Week 8 marks my final week volunteering at Brooklyn Grange. The weather was perfect, and we spent the majority of the day harvesting different crops. Harvesting is one of the most satisfying jobs on the farm, so I felt very lucky to get to do so much of it on my last day.
After having an opportunity like this, I always try to reflect on the experience and take note of the key things I learned. I’d like to share those things with you.
The Five Things I Learned from Volunteering on a Rooftop Farm:
1) Farming systems work best when they are community oriented.
At Brooklyn Grange, consumers have the opportunity to see the farm where their food is grown and meet the farmers who grew the food. Not only does this allow the consumer to have peace of mind that what they are eating is nourishing for their bodies, but it also holds the farmers to a higher standard. At a farm like Brooklyn Grange, farmers have the opportunity to develop a reputation for being dependable. It is this farmer-consumer relationship that I believe to be one of the keystones of any successful farming operation.
One of the difficulties of organic farming is the reality that in order to provide healthy food at a reasonable cost, farmers must be willing to accept relatively low wages. Often times organic farms replace harmful pesticides, herbicides and heavy machinery with human labor. Many of the farmers I met were highly intelligent college graduates who sacrificed higher paying jobs in order to contribute to a cause that they believe in. At Brooklyn Grange, volunteers showed up every Saturday to tackle grunt work in an effort to save the farmers time and energy. I would highly encourage anyone reading this to consider playing a more involved role in local farming systems. Not only is it fulfilling to lend a helping hand, it is also important to experience first-hand the work that goes into producing the food that we eat.
2) Farming is really hard work.
I learned recently that volunteer Saturdays at Brooklyn Grange are actually the slowest paced day of the week for the farmers. This means that I didn’t really get a realistic taste of how difficult farming can be. Even the volunteer work was pretty hard on some days, so I have upmost respect for the famers who show up on a day-to-day basis.
3) Animals play a critical role in the farming process.
As a vegan, it can be easy to automatically condemn any form of animal captivity as cruel and unnecessary. However, over the course of the summer I changed my mind on this issue. Brooklyn Grange practices bee keeping, and I learned how important it is to have a large concentration of bees near your crops for the purpose of pollination. And although there are no cows on the rooftop, it is also important to acknowledge the role of cattle in soil fertilization. I still do not believe that animals should be killed for the purpose of feeding humans and I don’t believe that they should be kept in torturous conditions for the sake of producing dairy or eggs.

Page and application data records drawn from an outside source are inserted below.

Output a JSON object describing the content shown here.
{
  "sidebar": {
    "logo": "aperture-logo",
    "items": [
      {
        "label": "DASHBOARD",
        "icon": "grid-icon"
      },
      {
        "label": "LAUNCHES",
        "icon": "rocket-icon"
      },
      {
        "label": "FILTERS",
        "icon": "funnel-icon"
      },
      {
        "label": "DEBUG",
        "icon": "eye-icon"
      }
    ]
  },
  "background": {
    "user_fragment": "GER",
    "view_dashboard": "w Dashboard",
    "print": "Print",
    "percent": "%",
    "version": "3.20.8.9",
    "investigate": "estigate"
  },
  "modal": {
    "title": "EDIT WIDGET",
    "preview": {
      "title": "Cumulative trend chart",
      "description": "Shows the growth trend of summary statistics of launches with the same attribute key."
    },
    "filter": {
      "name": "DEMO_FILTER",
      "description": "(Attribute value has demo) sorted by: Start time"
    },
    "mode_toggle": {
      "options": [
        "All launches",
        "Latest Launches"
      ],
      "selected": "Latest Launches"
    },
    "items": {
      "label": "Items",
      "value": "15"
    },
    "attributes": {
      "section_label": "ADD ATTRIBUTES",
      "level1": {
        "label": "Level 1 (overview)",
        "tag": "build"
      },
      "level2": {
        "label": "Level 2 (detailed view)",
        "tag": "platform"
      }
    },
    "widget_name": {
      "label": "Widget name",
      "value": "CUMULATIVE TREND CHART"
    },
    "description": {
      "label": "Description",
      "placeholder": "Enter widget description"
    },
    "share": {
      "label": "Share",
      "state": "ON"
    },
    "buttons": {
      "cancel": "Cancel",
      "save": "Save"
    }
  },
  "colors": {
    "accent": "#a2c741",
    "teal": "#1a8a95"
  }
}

I do believe that animals should be integrated into human food systems in a way that is mutually beneficial for us and the animals. The goal should be harmony rather than domination.
3) You don’t need much space to grow a lot of food.
I have always liked the idea of having a vegetable garden but I always worried that the amount of food grown in a small space might not be worth the effort to grow that food. From seeing the crop yield at Brooklyn Grange, I have determined that having a vegetable garden is most definitely a worthwhile endeavor. Many crops will continue to produce food time and time again even after you have harvested. This last week when we were harvesting, I was amazed to see how much food we were able to pick from such small crop patches. I highly recommend growing your own food. Not only is it a very sustainable practice, but it will also keep your grocery expenses way down.
4) Doing physical work outdoors is healthy for the mind and body.
Along with volunteering at Brooklyn Grange, I completed a nine-week internship this summer. At my internship I worked in an office and sat at a computer for 8 hours a day. Having these two experiences simultaneously really showed me the psychological value of doing physical work outdoors. It makes complete sense to me that mobility, fresh air, and sunlight promote more well-being than spreadsheets and indoor stagnation. I do not mean to talk poorly of my experience interning with a good company or of office jobs in general, as I know that there are office jobs out there that are very important and fulfilling. I just want to say that I believe people shouldn’t be disconnected from nature and that working with your whole body rather than just your mind is perhaps a better way to spend your life.
I’d like to say thank you one last time to Brooklyn Grange for opening up their farm to volunteers and for allowing me to have such a memorable experience. I learned so much and I will truly miss the farm as well as all the wonderful people I met there. Till next time, take care.